» **Your goal**: The word "icon" occurs in some lines of the listing. Copy those lines.

» **Data supplied**:
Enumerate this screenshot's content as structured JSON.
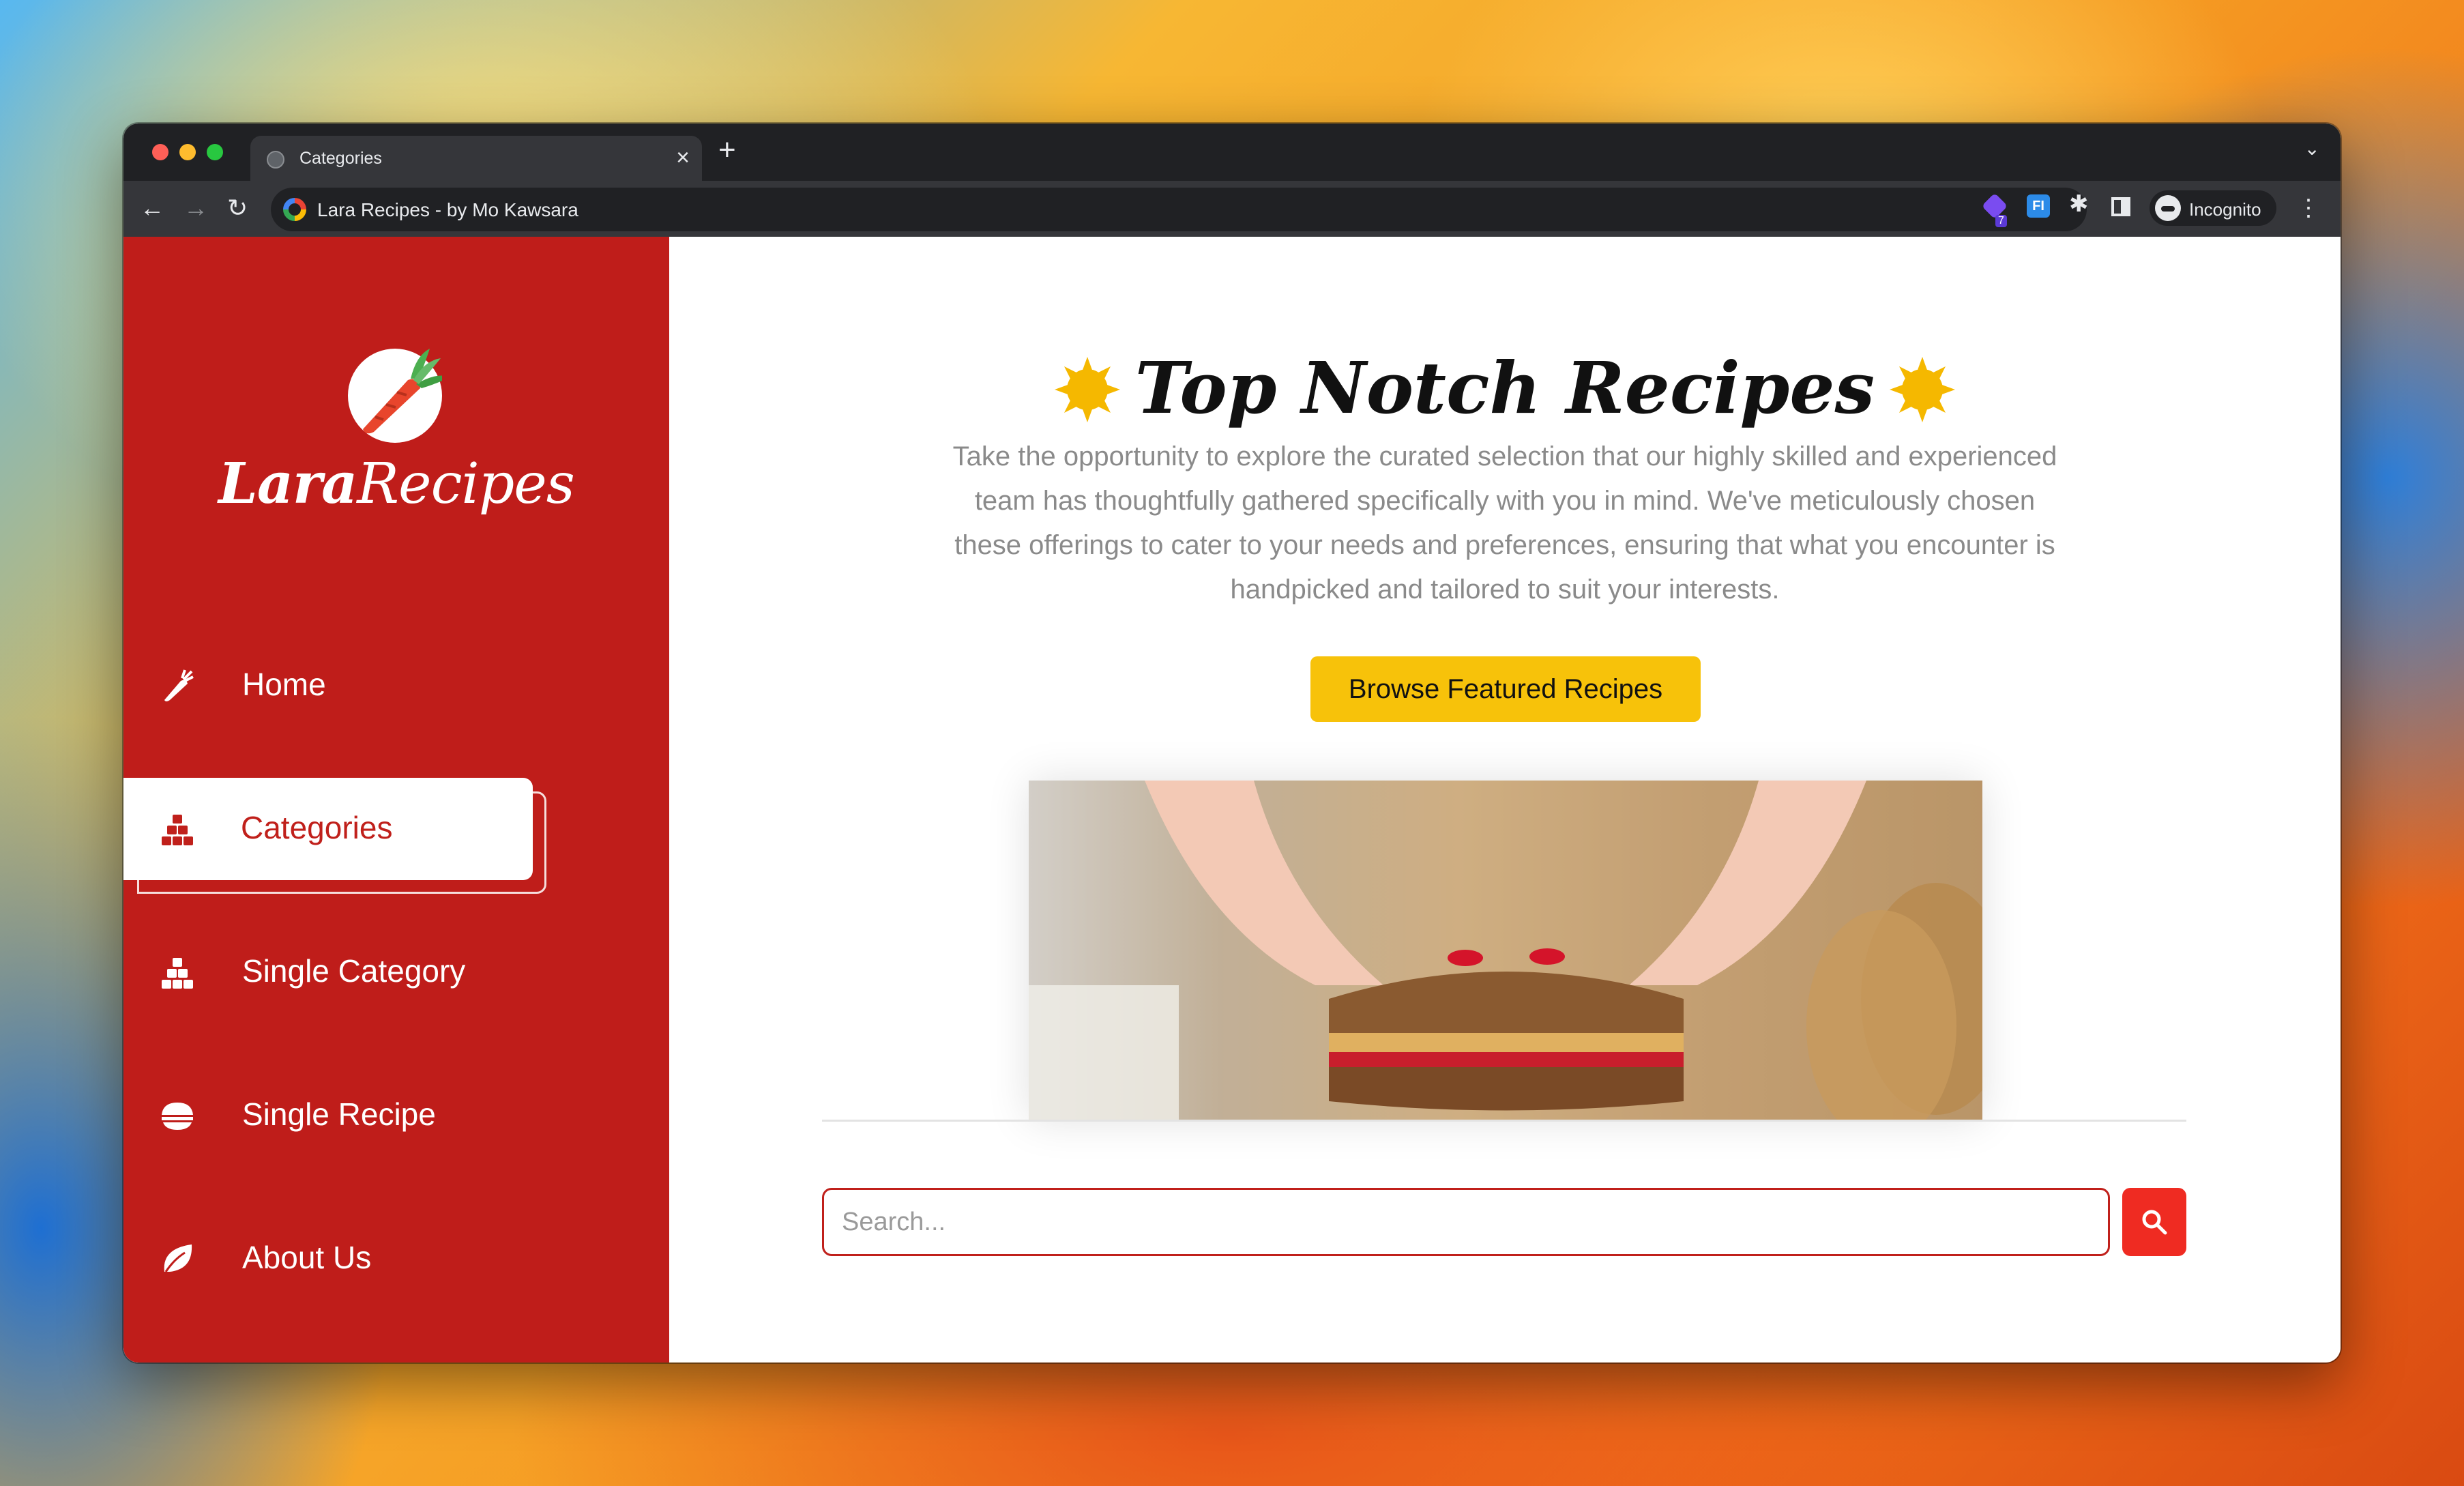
{
  "browser": {
    "tab_title": "Categories",
    "tab_close": "×",
    "new_tab": "+",
    "tab_list": "⌄",
    "back": "←",
    "forward": "→",
    "reload": "↻",
    "address": "Lara Recipes - by Mo Kawsara",
    "extensions": [
      {
        "name": "purple-extension-icon",
        "badge": "7"
      },
      {
        "name": "fi-extension-icon",
        "label": "FI"
      },
      {
        "name": "puzzle-icon"
      },
      {
        "name": "side-panel-icon"
      }
    ],
    "profile_label": "Incognito",
    "menu": "⋮"
  },
  "sidebar": {
    "logo_bold": "Lara",
    "logo_regular": "Recipes",
    "items": [
      {
        "label": "Home",
        "icon": "carrot-icon",
        "active": false
      },
      {
        "label": "Categories",
        "icon": "cubes-icon",
        "active": true
      },
      {
        "label": "Single Category",
        "icon": "cubes-icon",
        "active": false
      },
      {
        "label": "Single Recipe",
        "icon": "bowl-icon",
        "active": false
      },
      {
        "label": "About Us",
        "icon": "leaf-icon",
        "active": false
      }
    ]
  },
  "main": {
    "title": "Top Notch Recipes",
    "description": "Take the opportunity to explore the curated selection that our highly skilled and experienced team has thoughtfully gathered specifically with you in mind. We've meticulously chosen these offerings to cater to your needs and preferences, ensuring that what you encounter is handpicked and tailored to suit your interests.",
    "cta_label": "Browse Featured Recipes",
    "search_placeholder": "Search..."
  },
  "colors": {
    "sidebar": "#bf1d1a",
    "accent_yellow": "#f7c20a",
    "search_button": "#ef2b22"
  }
}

» **Answer space**:
        "name": "purple-extension-icon",
        "name": "fi-extension-icon",
        "name": "puzzle-icon"
        "name": "side-panel-icon"
        "icon": "carrot-icon",
        "icon": "cubes-icon",
        "icon": "cubes-icon",
        "icon": "bowl-icon",
        "icon": "leaf-icon",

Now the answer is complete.